So it got to be time to add the 80+ RadioRA 2 devices in the house to Indigo’s database.¬† Although this¬†would be¬†a one-time task, I really dreaded the drudgery of typing in all those device names and properties.¬† So I fetched the device database from the RadioRA 2 main repeater (at http://[Repeater IP Address]/DbXmlInfo.xml).¬† This produces an XML file with complete information about the RadioRA 2 installation.

Indigo allows devices to be added to its database programatically.  The Python syntax looks like this:

    name="Device Name Here", 
    description="Description Here", 

So far so good.¬† My original plan was to use Python to parse the XML file and create the devices.¬† So I cracked open Mark Lutz’s excellent reference book Learning Python.¬† Despite Lutz’s clear examples, I just couldn’t get the XML file to parse.¬† (It turned out to be an issue with the XML file itself).

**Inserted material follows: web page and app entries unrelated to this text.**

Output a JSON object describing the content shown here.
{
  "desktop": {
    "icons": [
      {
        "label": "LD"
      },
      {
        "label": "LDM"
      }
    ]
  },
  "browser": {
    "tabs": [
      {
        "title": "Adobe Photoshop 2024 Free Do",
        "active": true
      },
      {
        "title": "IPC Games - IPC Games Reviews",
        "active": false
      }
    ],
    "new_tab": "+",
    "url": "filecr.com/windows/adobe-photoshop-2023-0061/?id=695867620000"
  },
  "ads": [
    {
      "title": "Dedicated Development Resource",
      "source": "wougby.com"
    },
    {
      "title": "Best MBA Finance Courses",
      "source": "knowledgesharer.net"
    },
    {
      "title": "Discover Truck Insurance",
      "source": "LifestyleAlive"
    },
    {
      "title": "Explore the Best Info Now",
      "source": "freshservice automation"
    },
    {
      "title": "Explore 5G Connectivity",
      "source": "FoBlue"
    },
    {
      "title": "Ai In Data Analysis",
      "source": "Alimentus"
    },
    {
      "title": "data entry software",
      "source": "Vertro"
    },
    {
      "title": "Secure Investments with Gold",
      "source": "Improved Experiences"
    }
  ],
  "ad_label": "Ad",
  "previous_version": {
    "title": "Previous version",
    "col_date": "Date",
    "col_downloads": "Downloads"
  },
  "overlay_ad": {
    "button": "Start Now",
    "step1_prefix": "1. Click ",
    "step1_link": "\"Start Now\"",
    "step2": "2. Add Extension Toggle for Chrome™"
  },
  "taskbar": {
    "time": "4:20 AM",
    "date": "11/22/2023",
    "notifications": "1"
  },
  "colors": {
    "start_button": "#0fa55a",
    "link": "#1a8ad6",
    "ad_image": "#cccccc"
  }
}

Not wanting to invest too much time writing a program I’d only use once, I came up with a different approach.¬† If I could extract the XML data into an Excel friendly format, I knew I’d be able to cobble together the Python code I needed for Indigo.¬† I found this awesome online XML to Excel conversion tool¬†but it threw an error when I tried to upload the XML file.

I opened the file with BBEdit and used the Tidy, Reflow Document from the Markup menu to make the unformatted XML more readable (you just gotta love BBEdit).¬† Something didn’t look right.¬† The node “Areas”¬†was defined twice.¬† WTF?¬† So I trimmed everything from the top of the file to just before the second “<Areas>” tag.¬† Then I jumped to the bottom of the file and trimmed everything after the first “</Areas>” tag.¬† Voila!¬† The file was processed by the online conversion tool and it returned a nicely formatted Excel workbook.

After a bit of further manipulation in Excel (and one string concatenation function that will make your head swim), I had all the Python code generated.

If you’d like to use this technique, take a look at the Excel Spreadsheet that I posted here.¬† It should be self-explanatory but give me a shout if you get stuck.¬† Copy the results from column H of the first tab and paste into Indigo’s scripting shell.¬† You should name all of your areas/rooms in Indigo’s devices tab prior to importing your devices.